In the wake of Fukushima, Germany, Japan, and Scotland are moving away from nuclear power towards renewable energy. Germany plans to shut down their 17 nuclear reactors and replace them with wind and solar power. In effect, the European economic powerhouse is reconstructing its entire power generating system. Japan will have turned off all their nuclear reactors by May. The Japanese government may wish the plants were open, but their populace clearly doesn’t. The slack will be taken up first by coal and natural gas, with long-term plans towards renewable energy to be announced soon. Scotland is on track to have 100% renewable energy by 2020 due to their massive wind, wave, and tidal power.
Meanwhile, here in the United States, we argue continually about power much like everything else, it seems. Why can Germany and Scotland achieve consensus on energy and move forward, while bickering, NIMBYs, and ideological opposition continues to block formation of a coherent energy plan here? Japan is also moving towards reliance on renewables, even if their government is doing so a bit grudgingly.

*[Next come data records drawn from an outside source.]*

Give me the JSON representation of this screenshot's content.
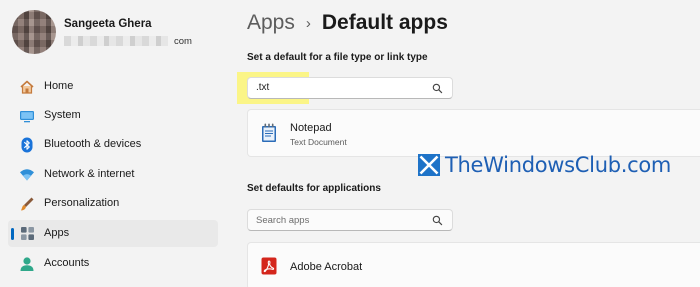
{
  "profile": {
    "name": "Sangeeta Ghera",
    "email_domain": "com"
  },
  "sidebar": {
    "items": [
      {
        "label": "Home",
        "icon": "home-icon"
      },
      {
        "label": "System",
        "icon": "system-icon"
      },
      {
        "label": "Bluetooth & devices",
        "icon": "bluetooth-icon"
      },
      {
        "label": "Network & internet",
        "icon": "network-icon"
      },
      {
        "label": "Personalization",
        "icon": "personalization-icon"
      },
      {
        "label": "Apps",
        "icon": "apps-icon",
        "active": true
      },
      {
        "label": "Accounts",
        "icon": "accounts-icon"
      }
    ]
  },
  "breadcrumb": {
    "parent": "Apps",
    "separator": "›",
    "current": "Default apps"
  },
  "file_type_section": {
    "label": "Set a default for a file type or link type",
    "search_value": ".txt",
    "result": {
      "title": "Notepad",
      "subtitle": "Text Document",
      "icon": "notepad-icon"
    }
  },
  "apps_section": {
    "label": "Set defaults for applications",
    "search_placeholder": "Search apps",
    "first_app": {
      "title": "Adobe Acrobat",
      "icon": "adobe-acrobat-icon"
    }
  },
  "watermark": {
    "text": "TheWindowsClub.com"
  },
  "colors": {
    "accent": "#0067c0",
    "highlight": "#fbf587",
    "watermark": "#1e5fb4",
    "acrobat": "#d4261c"
  }
}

To demonstrate how Neanderthal the US is when it comes to energy, our country still has no offshore wind farms. That’s right, not a single turbine. Scotland and Germany already have serious offshore wind farms and there is a German plan going forward to install truly massive amounts of offshore wind. Japan has limited offshore turbines, but is at least trying. Texas will probably be the first in the US to have offshore wind. Liberals love to squeal about Texas, but that state gets it when it comes to energy and always has.
Recent events may force the issue in California and the rest of the country. The aging San Onofre Nuclear Generating Station in San Diego County is now closed indefinitely. A tube leak and resultant escape of a small amount of radioactive steam haled the plant for two months. Further inspections showed that hundreds of tubes have unusual, unexpected, and excessive wear. The Nuclear Regulatory Commission has ordered the plant closed. No one knows when, or even if, it will re-open. As a result, there could be power shortages in the region this summer. San Onofre generates 2 gigawatts, enough energy for 1.4 million homes. Replacement power will have to be found in the meantime, and officials are scrambling to find options.
Yes, nuclear power is completely reliable 99.99999 per cent of the time. But that last 0.00001 percent can be really problematic. Just ask the folks who live around Fukushima. Plus, there’s the continuing problem of how to store the radioactive waste. If Germany and Scotland can move towards 100% renewable energy, so can the United States. But we need to stop arguing about energy first.